§ WHAT THE EXERCISE ASKS:
A complete, exact copy of the records is needed here.

§ Interface dataset entries:
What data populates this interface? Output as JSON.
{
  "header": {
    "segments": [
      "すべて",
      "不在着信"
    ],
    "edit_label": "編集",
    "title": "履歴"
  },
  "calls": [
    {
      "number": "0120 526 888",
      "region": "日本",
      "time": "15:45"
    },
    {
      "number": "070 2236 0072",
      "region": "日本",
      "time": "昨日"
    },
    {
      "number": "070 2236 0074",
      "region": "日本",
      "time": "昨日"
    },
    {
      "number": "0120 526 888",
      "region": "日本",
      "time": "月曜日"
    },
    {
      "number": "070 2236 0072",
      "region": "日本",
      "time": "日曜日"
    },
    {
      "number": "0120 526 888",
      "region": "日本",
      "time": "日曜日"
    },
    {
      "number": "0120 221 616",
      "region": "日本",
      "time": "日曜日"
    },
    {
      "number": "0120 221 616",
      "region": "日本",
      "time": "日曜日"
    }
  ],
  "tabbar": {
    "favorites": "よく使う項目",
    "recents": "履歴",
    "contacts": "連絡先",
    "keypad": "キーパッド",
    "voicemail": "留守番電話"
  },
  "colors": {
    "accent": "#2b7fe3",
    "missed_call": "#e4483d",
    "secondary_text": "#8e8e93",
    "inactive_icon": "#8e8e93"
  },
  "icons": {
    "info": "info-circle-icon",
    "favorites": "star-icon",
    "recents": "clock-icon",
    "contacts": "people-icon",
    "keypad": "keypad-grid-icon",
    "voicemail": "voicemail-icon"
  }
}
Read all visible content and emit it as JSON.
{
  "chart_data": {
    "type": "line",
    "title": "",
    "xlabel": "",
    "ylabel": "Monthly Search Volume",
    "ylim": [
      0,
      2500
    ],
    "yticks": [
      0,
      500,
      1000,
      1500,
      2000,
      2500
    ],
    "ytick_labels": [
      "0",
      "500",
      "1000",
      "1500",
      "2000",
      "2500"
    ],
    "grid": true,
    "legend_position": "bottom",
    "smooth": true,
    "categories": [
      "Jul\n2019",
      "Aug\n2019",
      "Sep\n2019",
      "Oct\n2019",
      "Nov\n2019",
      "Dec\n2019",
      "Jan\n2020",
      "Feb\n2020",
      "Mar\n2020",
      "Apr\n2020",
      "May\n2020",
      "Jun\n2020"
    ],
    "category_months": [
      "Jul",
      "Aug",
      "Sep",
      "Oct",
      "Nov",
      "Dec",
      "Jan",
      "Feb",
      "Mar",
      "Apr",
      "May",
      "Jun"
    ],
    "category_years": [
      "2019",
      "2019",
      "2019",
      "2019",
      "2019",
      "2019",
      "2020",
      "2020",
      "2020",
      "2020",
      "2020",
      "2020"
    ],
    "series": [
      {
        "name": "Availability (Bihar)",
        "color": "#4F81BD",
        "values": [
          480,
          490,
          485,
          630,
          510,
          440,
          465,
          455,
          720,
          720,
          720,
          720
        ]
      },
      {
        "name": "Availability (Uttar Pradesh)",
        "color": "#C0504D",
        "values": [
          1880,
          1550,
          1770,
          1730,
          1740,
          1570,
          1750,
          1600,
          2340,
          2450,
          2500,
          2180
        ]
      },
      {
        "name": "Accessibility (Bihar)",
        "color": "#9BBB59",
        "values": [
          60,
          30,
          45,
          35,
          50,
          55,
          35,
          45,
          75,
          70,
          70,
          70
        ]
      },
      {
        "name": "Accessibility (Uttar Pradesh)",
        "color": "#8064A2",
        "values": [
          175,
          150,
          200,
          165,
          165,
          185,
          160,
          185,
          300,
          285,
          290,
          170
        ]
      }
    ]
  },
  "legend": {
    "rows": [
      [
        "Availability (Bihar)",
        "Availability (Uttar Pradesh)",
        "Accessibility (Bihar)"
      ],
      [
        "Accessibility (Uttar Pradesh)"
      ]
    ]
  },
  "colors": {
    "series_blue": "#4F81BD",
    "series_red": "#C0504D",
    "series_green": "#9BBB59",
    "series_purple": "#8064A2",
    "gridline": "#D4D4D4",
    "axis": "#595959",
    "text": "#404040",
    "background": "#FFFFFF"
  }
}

§ REPLY:
What data populates this interface? Output as JSON.
{
  "header": {
    "segments": [
      "すべて",
      "不在着信"
    ],
    "edit_label": "編集",
    "title": "履歴"
  },
  "calls": [
    {
      "number": "0120 526 888",
      "region": "日本",
      "time": "15:45"
    },
    {
      "number": "070 2236 0072",
      "region": "日本",
      "time": "昨日"
    },
    {
      "number": "070 2236 0074",
      "region": "日本",
      "time": "昨日"
    },
    {
      "number": "0120 526 888",
      "region": "日本",
      "time": "月曜日"
    },
    {
      "number": "070 2236 0072",
      "region": "日本",
      "time": "日曜日"
    },
    {
      "number": "0120 526 888",
      "region": "日本",
      "time": "日曜日"
    },
    {
      "number": "0120 221 616",
      "region": "日本",
      "time": "日曜日"
    },
    {
      "number": "0120 221 616",
      "region": "日本",
      "time": "日曜日"
    }
  ],
  "tabbar": {
    "favorites": "よく使う項目",
    "recents": "履歴",
    "contacts": "連絡先",
    "keypad": "キーパッド",
    "voicemail": "留守番電話"
  },
  "colors": {
    "accent": "#2b7fe3",
    "missed_call": "#e4483d",
    "secondary_text": "#8e8e93",
    "inactive_icon": "#8e8e93"
  },
  "icons": {
    "info": "info-circle-icon",
    "favorites": "star-icon",
    "recents": "clock-icon",
    "contacts": "people-icon",
    "keypad": "keypad-grid-icon",
    "voicemail": "voicemail-icon"
  }
}
Read all visible content and emit it as JSON.
{
  "chart_data": {
    "type": "line",
    "title": "",
    "xlabel": "",
    "ylabel": "Monthly Search Volume",
    "ylim": [
      0,
      2500
    ],
    "yticks": [
      0,
      500,
      1000,
      1500,
      2000,
      2500
    ],
    "ytick_labels": [
      "0",
      "500",
      "1000",
      "1500",
      "2000",
      "2500"
    ],
    "grid": true,
    "legend_position": "bottom",
    "smooth": true,
    "categories": [
      "Jul\n2019",
      "Aug\n2019",
      "Sep\n2019",
      "Oct\n2019",
      "Nov\n2019",
      "Dec\n2019",
      "Jan\n2020",
      "Feb\n2020",
      "Mar\n2020",
      "Apr\n2020",
      "May\n2020",
      "Jun\n2020"
    ],
    "category_months": [
      "Jul",
      "Aug",
      "Sep",
      "Oct",
      "Nov",
      "Dec",
      "Jan",
      "Feb",
      "Mar",
      "Apr",
      "May",
      "Jun"
    ],
    "category_years": [
      "2019",
      "2019",
      "2019",
      "2019",
      "2019",
      "2019",
      "2020",
      "2020",
      "2020",
      "2020",
      "2020",
      "2020"
    ],
    "series": [
      {
        "name": "Availability (Bihar)",
        "color": "#4F81BD",
        "values": [
          480,
          490,
          485,
          630,
          510,
          440,
          465,
          455,
          720,
          720,
          720,
          720
        ]
      },
      {
        "name": "Availability (Uttar Pradesh)",
        "color": "#C0504D",
        "values": [
          1880,
          1550,
          1770,
          1730,
          1740,
          1570,
          1750,
          1600,
          2340,
          2450,
          2500,
          2180
        ]
      },
      {
        "name": "Accessibility (Bihar)",
        "color": "#9BBB59",
        "values": [
          60,
          30,
          45,
          35,
          50,
          55,
          35,
          45,
          75,
          70,
          70,
          70
        ]
      },
      {
        "name": "Accessibility (Uttar Pradesh)",
        "color": "#8064A2",
        "values": [
          175,
          150,
          200,
          165,
          165,
          185,
          160,
          185,
          300,
          285,
          290,
          170
        ]
      }
    ]
  },
  "legend": {
    "rows": [
      [
        "Availability (Bihar)",
        "Availability (Uttar Pradesh)",
        "Accessibility (Bihar)"
      ],
      [
        "Accessibility (Uttar Pradesh)"
      ]
    ]
  },
  "colors": {
    "series_blue": "#4F81BD",
    "series_red": "#C0504D",
    "series_green": "#9BBB59",
    "series_purple": "#8064A2",
    "gridline": "#D4D4D4",
    "axis": "#595959",
    "text": "#404040",
    "background": "#FFFFFF"
  }
}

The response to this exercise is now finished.